Editor’s note: This essay is adapted from the author’s coda to the forthcoming volume “Whistleblowing Nation: Disclosing U.S. National Security and the Challenge of Dissent,” edited by Kaeten Mistry and Hannah Gurman, Columbia University Press.
Latest in Edward Snowden
The New York Times has published a declassified version of a 2016 report from the Defense Department Inspector General that assesses the reforms implemented to improve security of the NSA's most sensitive systems after the Snowden disclosures.
Reminder: Hoover Book Soiree: Privacy & Power: A Transatlantic Dialogue in the Shadow of the NSA-Affair
The next in our series of book soirees at the Hoover Institution will take place from 5-7 pm tomorrow, Tuesday, April 18, when Benjamin Wittes will join Russell Miller (professor of law at Washington & Lee University School of Law) and Ralf Poscher (professor of law at University of Freiberg) to discuss their contributions to a new book of essays, Privacy & Power: A Transatlantic Dialogue in the Shadow of the NSA-Affair.
The next in our series of book soirees at the Hoover Institution will take place from 5-7 pm on Tuesday, April 18, when Ben will join Russell Miller (professor of law at Washington & Lee University School of Law) and Ralf Poscher (professor of law at University of Freiberg) to discuss their contributions to a new book of essays, Privacy & Power: A Transatlantic Dialogue in the Shadow of the NSA-Affair. All three contributed to the volume, and Russell Miller is the editor.
The House Intelligence Committee has made public its full 36-page report on Edward Snowden, which was previously classified. The Committee approved the report in September and previously released an unclassified executive summary. The document is included in full below and is also available here.
Prior to last week, one might have been forgiven for thinking that Edward Snowden had fallen out of the news. Now, however, Oliver Stone’s new film Snowden and the ACLU-Amnesty International campaign to obtain a presidential pardon for the eponymous whistleblower have jointly revived the long-dormant debate over Edward Snowden’s fate.
Jack Goldsmith’s response to my call for a pardon for Edward Snowden deserves a reply. I also have a few thoughts on what Susan Hennessey and Ben Wittes have now added to the debate.
Let’s start with an obvious point: As Jack Goldsmith pointed out last week, President Obama is not going to pardon Edward Snowden. It’s just not going to happen. Period. And everyone involved in the campaign for a pardon for the Moscow-based fugitive is fully aware there is no hope it will come to fruition.
The House Permanent Select Committee on Intelligence voted unanimously on Thursday afternoon to approve a report on Edward Snowden finding that he "did tremendous damage" to U.S. national security. The executive summary of the report is unclassified and is available here and below; the full report is 36 pages and is classified.
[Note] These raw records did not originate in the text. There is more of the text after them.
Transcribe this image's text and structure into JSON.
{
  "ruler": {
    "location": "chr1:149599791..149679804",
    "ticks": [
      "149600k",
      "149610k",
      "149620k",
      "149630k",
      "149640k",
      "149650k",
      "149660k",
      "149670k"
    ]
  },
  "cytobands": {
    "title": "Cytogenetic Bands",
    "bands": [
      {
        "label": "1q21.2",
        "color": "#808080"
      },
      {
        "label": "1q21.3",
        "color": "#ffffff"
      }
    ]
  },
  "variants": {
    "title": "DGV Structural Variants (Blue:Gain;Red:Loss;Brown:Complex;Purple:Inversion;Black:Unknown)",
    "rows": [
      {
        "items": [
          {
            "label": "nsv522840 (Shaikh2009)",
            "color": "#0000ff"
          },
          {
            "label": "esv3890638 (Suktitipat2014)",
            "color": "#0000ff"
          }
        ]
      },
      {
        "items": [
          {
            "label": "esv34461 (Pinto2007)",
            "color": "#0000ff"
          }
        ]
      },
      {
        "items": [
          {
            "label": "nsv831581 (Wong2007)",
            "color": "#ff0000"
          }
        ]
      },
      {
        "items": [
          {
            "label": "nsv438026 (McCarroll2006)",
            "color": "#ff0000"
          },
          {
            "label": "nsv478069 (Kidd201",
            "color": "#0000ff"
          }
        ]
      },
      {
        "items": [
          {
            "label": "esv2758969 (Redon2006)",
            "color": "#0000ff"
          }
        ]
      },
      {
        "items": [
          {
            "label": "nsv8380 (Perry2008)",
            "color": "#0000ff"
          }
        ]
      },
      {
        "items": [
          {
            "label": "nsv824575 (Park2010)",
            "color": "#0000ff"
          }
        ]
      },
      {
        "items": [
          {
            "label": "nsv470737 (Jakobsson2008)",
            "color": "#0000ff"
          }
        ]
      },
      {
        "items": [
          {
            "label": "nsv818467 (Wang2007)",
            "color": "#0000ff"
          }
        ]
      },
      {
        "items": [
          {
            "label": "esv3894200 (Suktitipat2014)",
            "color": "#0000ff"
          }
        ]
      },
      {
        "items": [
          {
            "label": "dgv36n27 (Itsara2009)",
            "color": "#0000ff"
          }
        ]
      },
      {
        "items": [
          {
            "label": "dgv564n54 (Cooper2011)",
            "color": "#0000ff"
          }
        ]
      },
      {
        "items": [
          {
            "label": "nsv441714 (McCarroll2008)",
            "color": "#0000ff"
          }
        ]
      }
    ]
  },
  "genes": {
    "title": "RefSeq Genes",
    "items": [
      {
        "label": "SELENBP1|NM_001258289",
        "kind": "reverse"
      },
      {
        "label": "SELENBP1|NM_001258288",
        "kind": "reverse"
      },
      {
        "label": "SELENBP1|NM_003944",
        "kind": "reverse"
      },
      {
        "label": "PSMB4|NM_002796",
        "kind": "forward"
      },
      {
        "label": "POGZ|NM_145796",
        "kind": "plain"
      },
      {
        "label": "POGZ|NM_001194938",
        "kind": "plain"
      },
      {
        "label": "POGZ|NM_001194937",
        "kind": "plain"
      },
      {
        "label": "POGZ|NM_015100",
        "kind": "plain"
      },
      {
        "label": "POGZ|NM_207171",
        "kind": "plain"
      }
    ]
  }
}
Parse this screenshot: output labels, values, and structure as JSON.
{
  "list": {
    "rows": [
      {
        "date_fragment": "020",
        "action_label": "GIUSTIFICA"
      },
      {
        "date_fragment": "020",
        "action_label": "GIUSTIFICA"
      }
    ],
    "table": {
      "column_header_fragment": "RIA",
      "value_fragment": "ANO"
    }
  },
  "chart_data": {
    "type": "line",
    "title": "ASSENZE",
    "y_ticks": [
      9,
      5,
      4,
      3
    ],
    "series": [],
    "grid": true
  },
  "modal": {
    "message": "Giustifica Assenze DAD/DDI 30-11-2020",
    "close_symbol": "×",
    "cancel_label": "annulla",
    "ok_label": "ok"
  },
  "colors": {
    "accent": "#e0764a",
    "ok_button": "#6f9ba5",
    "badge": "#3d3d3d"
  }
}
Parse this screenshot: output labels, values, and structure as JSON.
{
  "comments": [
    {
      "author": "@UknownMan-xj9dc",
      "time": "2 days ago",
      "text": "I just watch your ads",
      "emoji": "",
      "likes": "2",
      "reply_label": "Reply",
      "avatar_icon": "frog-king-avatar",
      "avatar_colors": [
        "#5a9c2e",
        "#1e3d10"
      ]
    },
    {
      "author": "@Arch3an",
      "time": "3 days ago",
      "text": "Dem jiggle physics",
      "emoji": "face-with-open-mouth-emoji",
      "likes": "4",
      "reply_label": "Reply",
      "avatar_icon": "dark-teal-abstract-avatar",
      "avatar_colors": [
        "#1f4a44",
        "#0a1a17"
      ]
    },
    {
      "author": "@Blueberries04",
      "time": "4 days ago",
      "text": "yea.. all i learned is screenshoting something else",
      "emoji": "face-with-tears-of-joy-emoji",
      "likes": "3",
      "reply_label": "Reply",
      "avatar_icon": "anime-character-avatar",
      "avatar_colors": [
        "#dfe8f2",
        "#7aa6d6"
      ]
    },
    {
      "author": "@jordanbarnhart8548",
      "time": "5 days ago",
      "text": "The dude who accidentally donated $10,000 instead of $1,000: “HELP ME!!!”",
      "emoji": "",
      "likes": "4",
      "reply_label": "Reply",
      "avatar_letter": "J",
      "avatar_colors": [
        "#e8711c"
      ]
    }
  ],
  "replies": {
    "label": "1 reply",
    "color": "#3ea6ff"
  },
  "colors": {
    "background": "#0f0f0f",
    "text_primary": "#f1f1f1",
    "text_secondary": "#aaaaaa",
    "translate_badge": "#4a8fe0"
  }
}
I have signed on to the letter asking President Obama to pardon Edward Snowden that was released today. I know this will be an unpopular position among many of my former colleagues in the national security community. My reasons for doing so are not fully captured by that letter. They are different from those who see Snowden simply as a hero and the NSA as the villain.